» Provided information
________________

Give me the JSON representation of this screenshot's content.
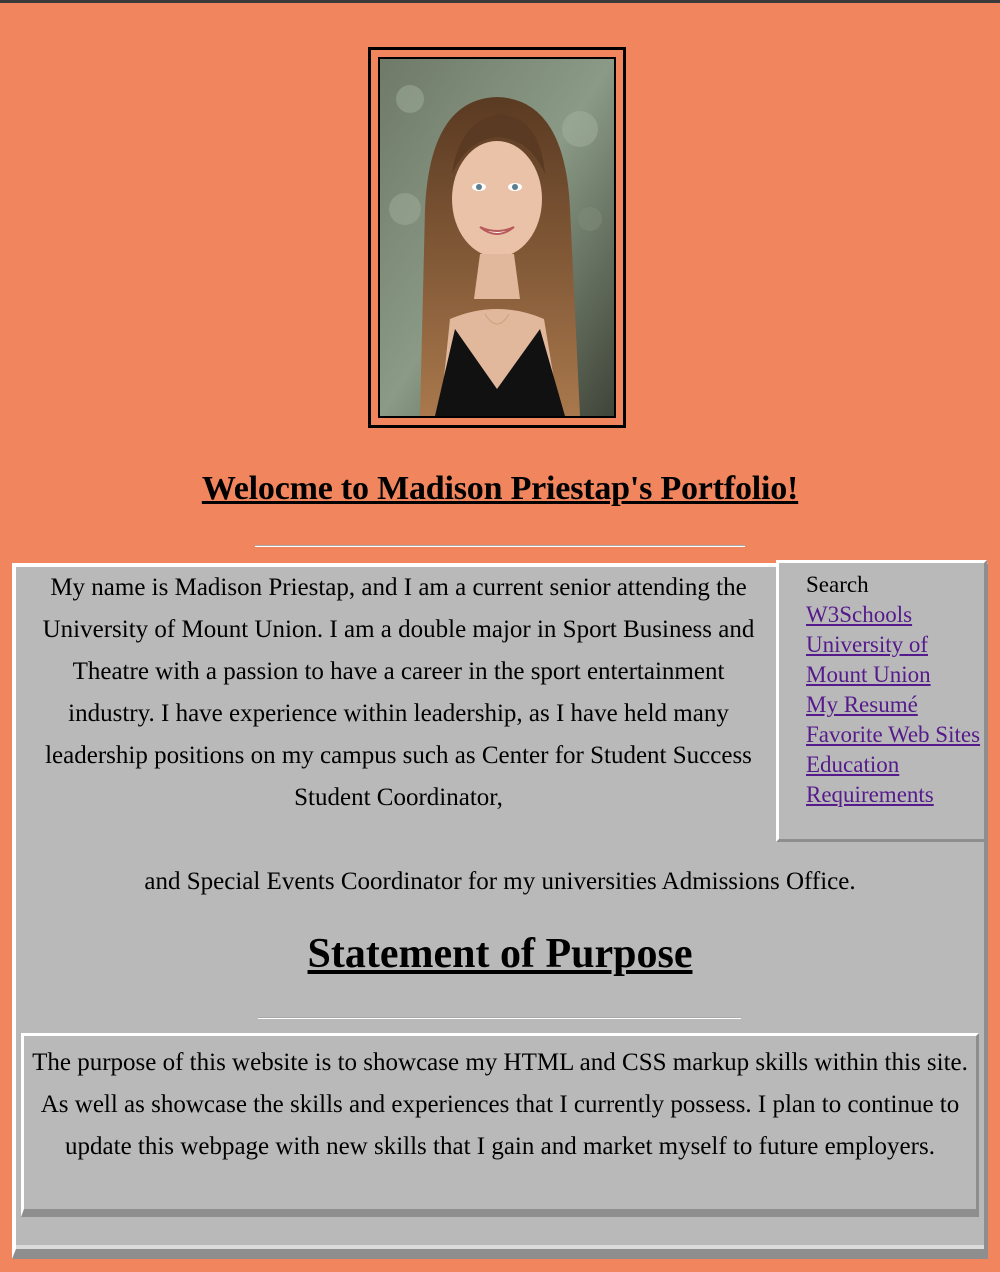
{
  "header": {
    "welcome_title": "Welocme to Madison Priestap's Portfolio!"
  },
  "intro": {
    "paragraph": "My name is Madison Priestap, and I am a current senior attending the University of Mount Union. I am a double major in Sport Business and Theatre with a passion to have a career in the sport entertainment industry. I have experience within leadership, as I have held many leadership positions on my campus such as Center for Student Success Student Coordinator,",
    "tail": "and Special Events Coordinator for my universities Admissions Office."
  },
  "sidebar": {
    "search_label": "Search",
    "links": [
      "W3Schools",
      "University of Mount Union",
      "My Resumé",
      "Favorite Web Sites",
      "Education Requirements"
    ]
  },
  "purpose": {
    "title": "Statement of Purpose",
    "text": "The purpose of this website is to showcase my HTML and CSS markup skills within this site. As well as showcase the skills and experiences that I currently possess. I plan to continue to update this webpage with new skills that I gain and market myself to future employers."
  },
  "colors": {
    "page_background": "#f0855e",
    "panel_background": "#b9b9b9",
    "link": "#551a8b"
  }
}
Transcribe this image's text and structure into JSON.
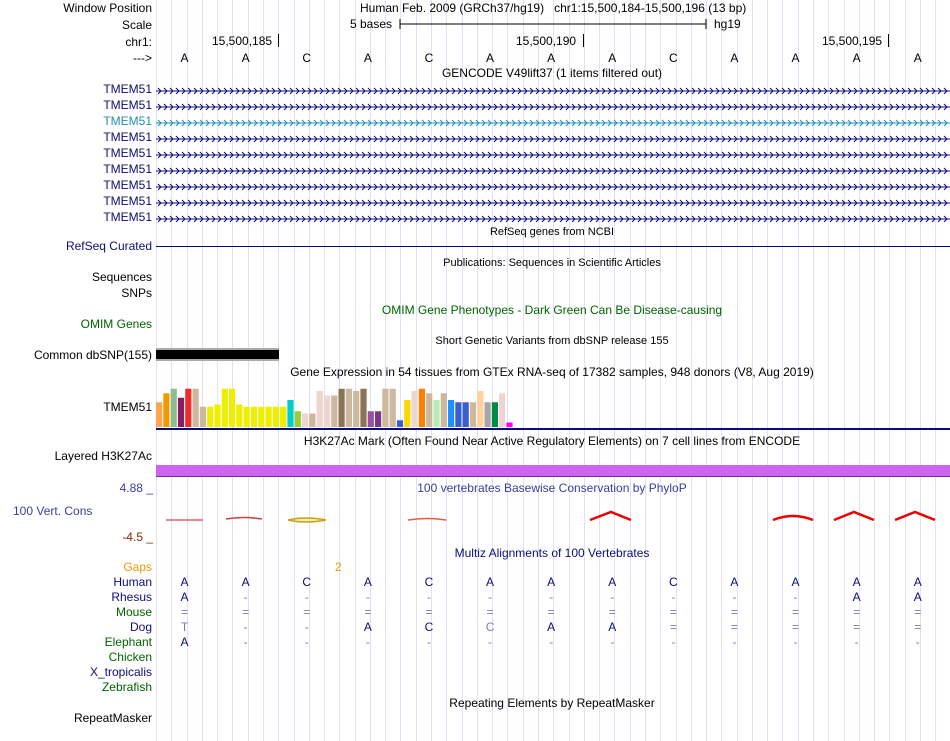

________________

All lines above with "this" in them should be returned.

» Written answer
Give me the JSON representation of this screenshot's content.
    "text": "The purpose of this website is to showcase my HTML and CSS markup skills within this site. As well as showcase the skills and experiences that I currently possess. I plan to continue to update this webpage with new skills that I gain and market myself to future employers."
Transcribe this image's text and structure into JSON.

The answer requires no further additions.